As with any “Preston” get-together, one of our focuses was food, but this Easter I kept it very simple. This gave everyone the best chance of having time to enjoy themselves. The menu was as follows:
Nibbles – Just a bought dip and crackers (I love Coles supermarket)
Main – American Hamburgers with Potato Crisps (the recipe book said it was American, so I guess it was)
Dessert – Chocolate Cake with Cream (thanks Donna Hay)!
I put the burgers together in the kitchen and Cooper & Charlotte delivered them to the adults sitting at the table outside – and they did an excellent job. As we were eating, our newest grand daughter Lexie (just 3 weeks old) made her presence known from her capsule, but went back to sleep again quite quickly, allowing her mum and dad to finish their lunch.
It was a lovely time together; a great opportunity create memories and gather more family photo’s which are just so important, I think.
I think everyone loves to look at wedding photo’s! No matter the time in history, every bride and groom shines on that one special day in their lives.
It came as a small shock to me when I started to research the tradition of the wedding gown to find that a “white wedding” is a relatively recent addition to the customs of a wedding day.
Prior to and during the medieval period brides of high social standing wore gowns of bright colours and rich fabric. The less wealthy groups of society still saw the marriage bond as sacred and dressed to whatever their budget would allow
The person widely credited with starting the tradition of wearing a white wedding gown was Queen Victoria who married on 10 Feb 1840, a mere 176 years ago. One hundred and seventy six years is but a snap of the fingers in relation to the length of time that the marriage bond has been around. However the tradition of a bride wearing white spread slowly and they still tended to be worn by the elite classes of society for many years.

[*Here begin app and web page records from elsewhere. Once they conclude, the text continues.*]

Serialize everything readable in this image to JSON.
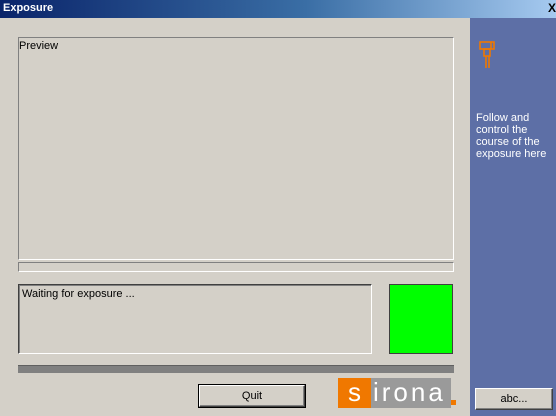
{
  "window": {
    "title": "Exposure",
    "close_glyph": "X"
  },
  "preview": {
    "label": "Preview"
  },
  "status": {
    "message": "Waiting for exposure ...",
    "indicator_color": "#00ff00"
  },
  "buttons": {
    "quit_label": "Quit",
    "abc_label": "abc..."
  },
  "logo": {
    "first_letter": "s",
    "rest": "irona"
  },
  "side_panel": {
    "icon": "xray-unit-icon",
    "help_text": "Follow and control the course of the exposure here",
    "accent_color": "#f07800",
    "background_color": "#5d6fa6"
  }
}
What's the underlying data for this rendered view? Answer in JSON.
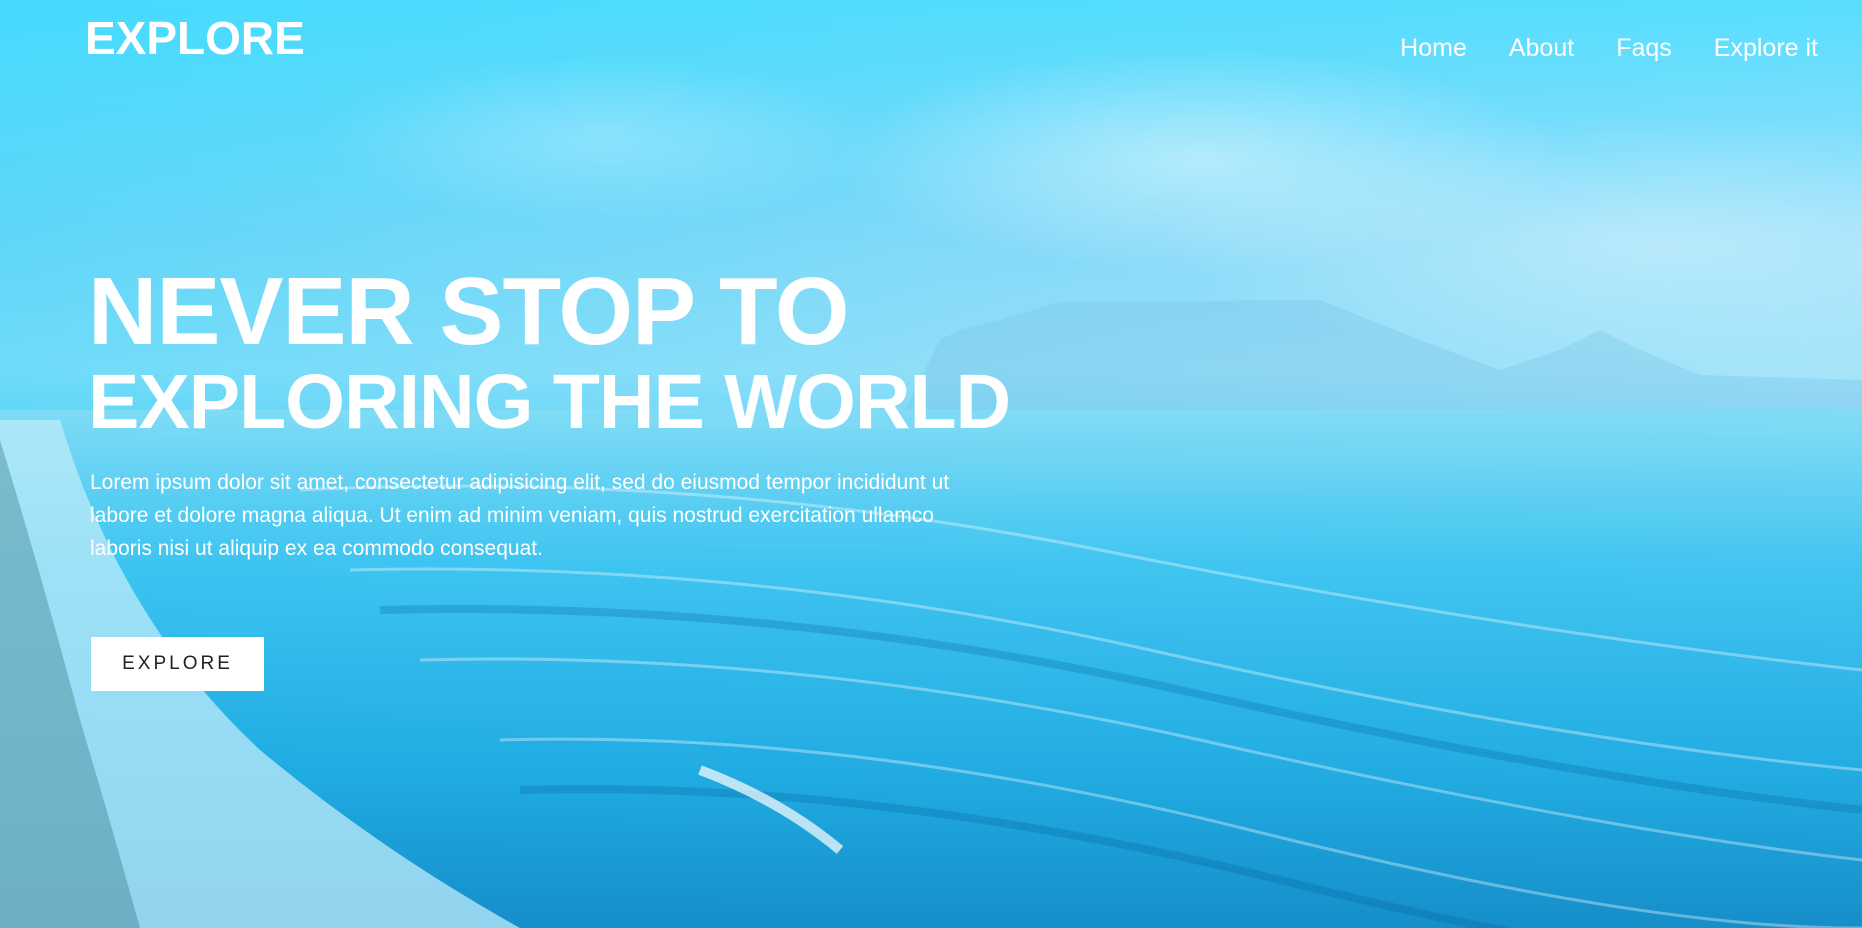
{
  "brand": {
    "logo_text": "EXPLORE"
  },
  "nav": {
    "items": [
      {
        "label": "Home"
      },
      {
        "label": "About"
      },
      {
        "label": "Faqs"
      },
      {
        "label": "Explore it"
      }
    ]
  },
  "hero": {
    "headline_line1": "NEVER STOP TO",
    "headline_line2": "EXPLORING THE WORLD",
    "description": "Lorem ipsum dolor sit amet, consectetur adipisicing elit, sed do eiusmod tempor incididunt ut labore et dolore magna aliqua. Ut enim ad minim veniam, quis nostrud exercitation ullamco laboris nisi ut aliquip ex ea commodo consequat.",
    "cta_label": "EXPLORE"
  },
  "colors": {
    "accent": "#3fd4f8",
    "text": "#ffffff",
    "button_bg": "#ffffff",
    "button_text": "#222222"
  }
}
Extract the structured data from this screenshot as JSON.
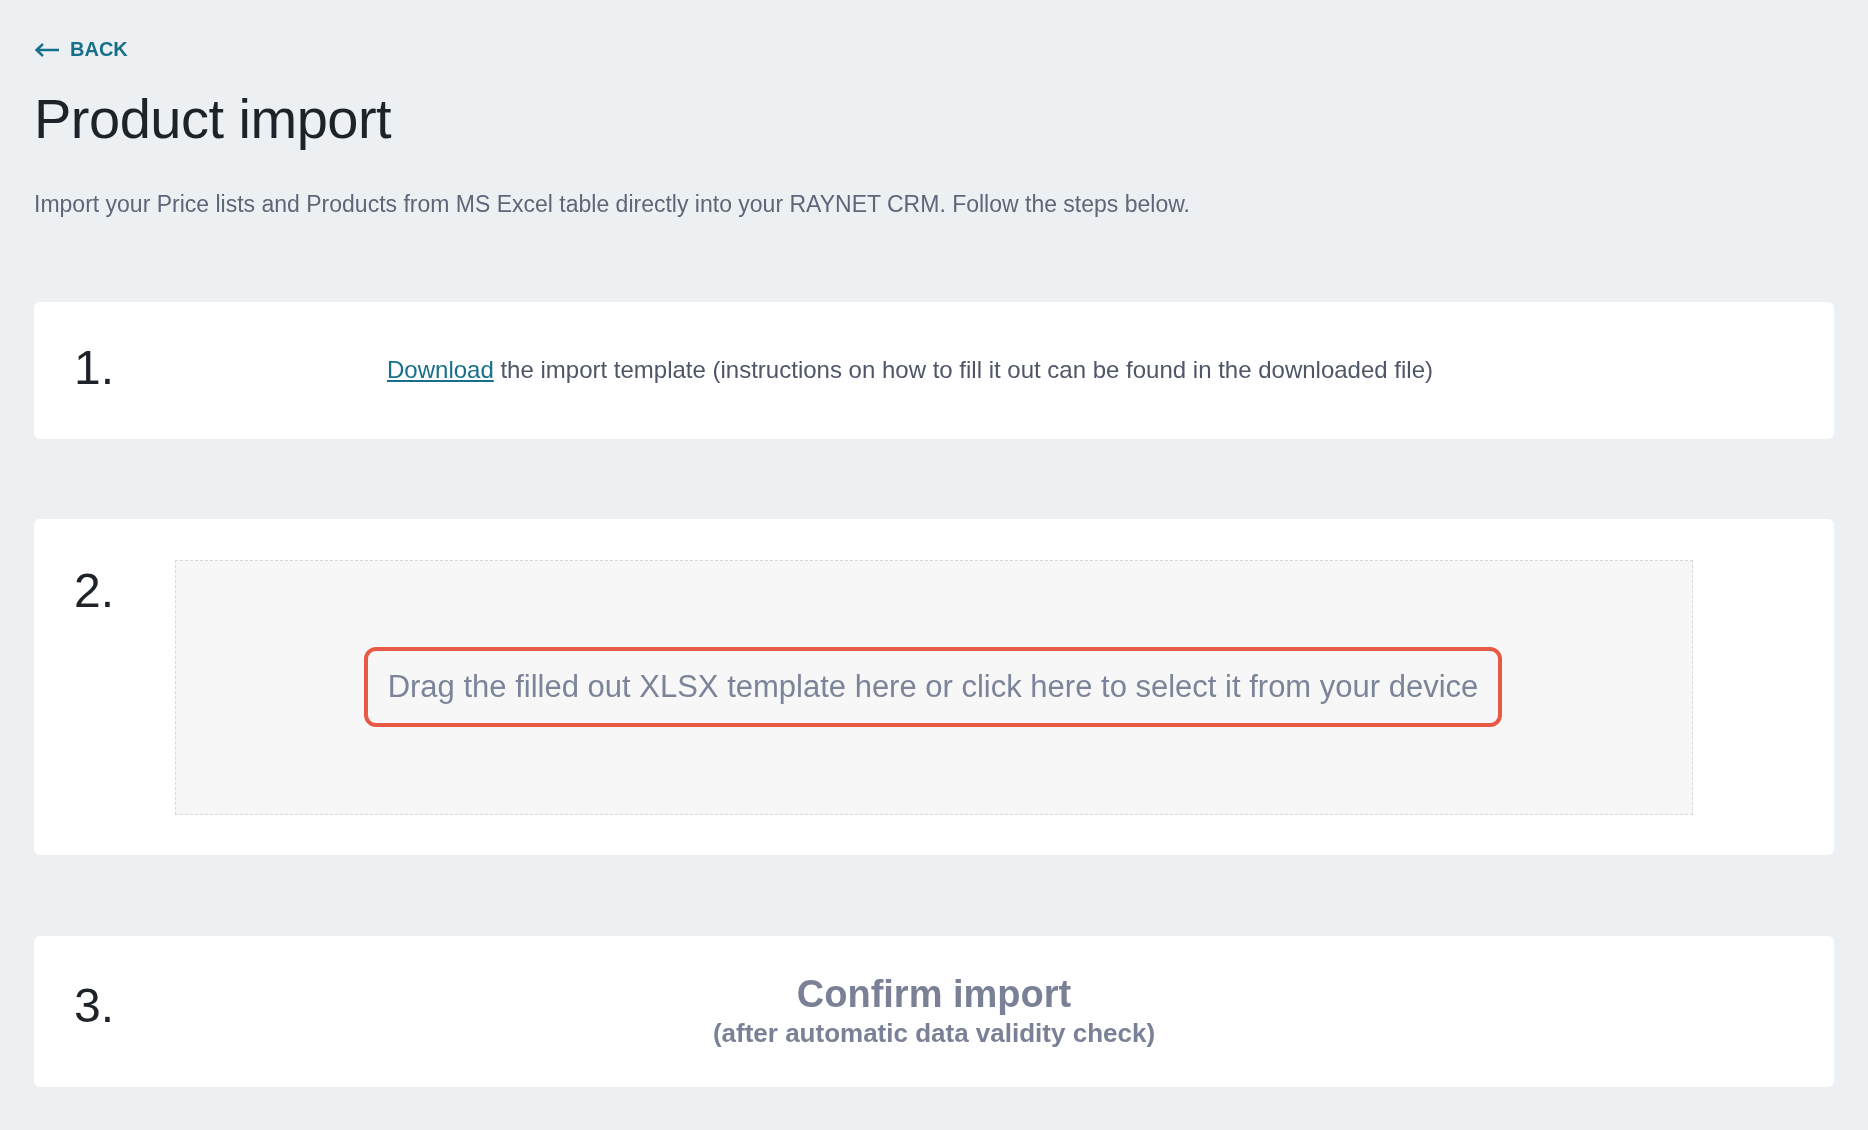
{
  "back_link": {
    "label": "BACK"
  },
  "title": "Product import",
  "description": "Import your Price lists and Products from MS Excel table directly into your RAYNET CRM. Follow the steps below.",
  "steps": [
    {
      "kind": "download",
      "number": "1.",
      "link": "Download",
      "text": "the import template (instructions on how to fill it out can be found in the downloaded file)"
    },
    {
      "kind": "dropzone",
      "number": "2.",
      "text": "Drag the filled out XLSX template here or click here to select it from your device",
      "highlighted": true
    },
    {
      "kind": "confirm",
      "number": "3.",
      "text": "Confirm import",
      "subtext": "(after automatic data validity check)"
    }
  ]
}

Of course the type of gowns worn are sometimes dictated by history itself. During the Great Depression, when both material and funds were limited, brides once again returned to wearing their best outfit, light or dark, as evidenced by one of the above photographs.
We have free reign over our choice of wedding gowns these days, but whilst the style and fabric of the gown are still dictated by available funds, white is worn by women of all classes. The choice of wearing a coloured gown is still the brides and for my own wedding I chose to be married in cream rather than traditional white.
I simply never realised that the ritual of wearing a white wedding gown had not emerged until such recent times.